The FastClose struct implements Deref and DerefMut, meaning you can completely ignore its existence for all intents and purposes, and then let the magic happen as it goes out of scope

The best part is how concise the solution is to implement, with the basic core logic taking under 30 lines; with most of the bulk coming from delegating trait implementations and providing standard library convenience function equivalents

(* on non-threadpool backends, the global thread pool / executor is used)

Does it work?

Synthetic benchmarks

Below are the pure write performance times on my machine (Ryzen 5600, Sabrent Rocket 4 NVMe SSD) against the non-async backends. The benchmark involved writing the ~2300 .glif files from within the Roboto Regular UFO

                        time:   [1.4257 s 1.4484 s 1.4712 s]
Writing/close_already blocking/Roboto-Regular.ufo
                        time:   [1.3094 s 1.3155 s 1.3223 s]
Writing/close_already rayon/Roboto-Regular.ufo
                        time:   [1.2031 s 1.2134 s 1.2241 s]
Writing/close_already threadpool/Roboto-Regular.ufo
                        time:   [1.2057 s 1.2143 s 1.2241 s]

In summary, you can look to see 9-16% effective decrease in write times, though this of course will depend on the workload

Case study: norad

norad is a library that supports the Unified Font Object standard, a source file format for fonts notorious for having a very large number of files. For example, check out Roboto Regular, the example 'decent size' font used in the below benchmark

Comparing single-threaded norad (i.e. default features) with and without close_already:

norad (default):
write Roboto-Regular.ufo
                        time:   [2.0756 s 2.0973 s 2.1211 s]
norad (default) + close_already (threadpool):
write Roboto-Regular.ufo
                        time:   [975.15 ms 1.0152 s 1.0596 s]

Twice as fast!

How about an already-multi-threaded workload? norad has opt-in rayon support:

norad (rayon):
write Roboto-Regular.ufo
                        time:   [867.16 ms 922.49 ms 985.35 ms]
norad (rayon) + close_already (rayon):
write Roboto-Regular.ufo
                        time:   [831.17 ms 871.48 ms 915.87 ms]

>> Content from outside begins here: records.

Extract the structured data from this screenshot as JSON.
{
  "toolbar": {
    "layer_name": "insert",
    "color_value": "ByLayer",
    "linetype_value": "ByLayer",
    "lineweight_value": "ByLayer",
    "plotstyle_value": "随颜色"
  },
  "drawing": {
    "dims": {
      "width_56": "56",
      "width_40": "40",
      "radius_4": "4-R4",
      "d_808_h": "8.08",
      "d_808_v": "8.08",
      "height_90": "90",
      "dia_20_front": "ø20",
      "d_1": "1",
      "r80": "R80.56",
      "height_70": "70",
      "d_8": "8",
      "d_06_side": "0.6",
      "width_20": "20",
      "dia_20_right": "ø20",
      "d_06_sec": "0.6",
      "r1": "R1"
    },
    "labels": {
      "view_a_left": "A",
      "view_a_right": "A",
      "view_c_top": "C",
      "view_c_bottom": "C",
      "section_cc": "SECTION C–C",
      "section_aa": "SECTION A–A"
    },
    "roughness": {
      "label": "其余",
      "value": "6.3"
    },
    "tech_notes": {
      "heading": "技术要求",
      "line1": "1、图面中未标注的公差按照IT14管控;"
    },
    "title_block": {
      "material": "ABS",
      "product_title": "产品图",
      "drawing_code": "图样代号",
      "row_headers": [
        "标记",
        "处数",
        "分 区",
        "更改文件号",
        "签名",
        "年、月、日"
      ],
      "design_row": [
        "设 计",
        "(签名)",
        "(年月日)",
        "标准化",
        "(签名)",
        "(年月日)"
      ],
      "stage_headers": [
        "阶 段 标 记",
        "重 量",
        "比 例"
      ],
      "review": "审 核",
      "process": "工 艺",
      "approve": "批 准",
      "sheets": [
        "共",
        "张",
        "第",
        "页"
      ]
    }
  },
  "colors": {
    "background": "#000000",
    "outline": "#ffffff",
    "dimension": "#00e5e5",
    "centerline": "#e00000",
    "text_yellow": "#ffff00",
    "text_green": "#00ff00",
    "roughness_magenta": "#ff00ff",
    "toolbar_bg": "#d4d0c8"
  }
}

Still over 10% faster, despite the 2x speed-up norad already gained from using rayon!

You can run the numbers yourself on my fork using cargo bench and the before/after tags

close_already is being used in norad as of v0.14 for all workloads


There's a Justfile for ease of running checks & tests across multiple backends. It requires cargo-hack to be installed, and the x86_64-pc-windows-msvc target for your toolchain. Run just to see available recipes

Please ensure your code is formatted with nightly rustfmt and there are no Clippy lints for any backend when submitting your PR

I want to add support for _____ backend!

Go for it! Put it behind a feature gate, add the feature name to the mutually_exclusive_features::exactly_one_of! block at the top of lib.rs, and then add a new definition of Drop::drop for windows::FastClose that's enabled by your feature flag. If you're lazily initialising your own thread pool / executor, you'll naturally need a static OnceLock as well, the same as how backend-threadpool works. That's it!

In the case of async backends that provide their own file types, you may also want to implement FastCloseable on that type, and forward any relevant traits (e.g. Async{Read,Seek,Write}). See mod smol_impls for an example

I want to add support for _____ trait that I need!

Go for it! Make sure the generic bounds include H: Send + 'static, and it should work out just fine. If the trait you're adding support for is not part of the standard library (or is on nightly), please put it behind a feature gate (default off)


MIT or Apache 2, at your option (the same as Rust itself)


~117K SLoC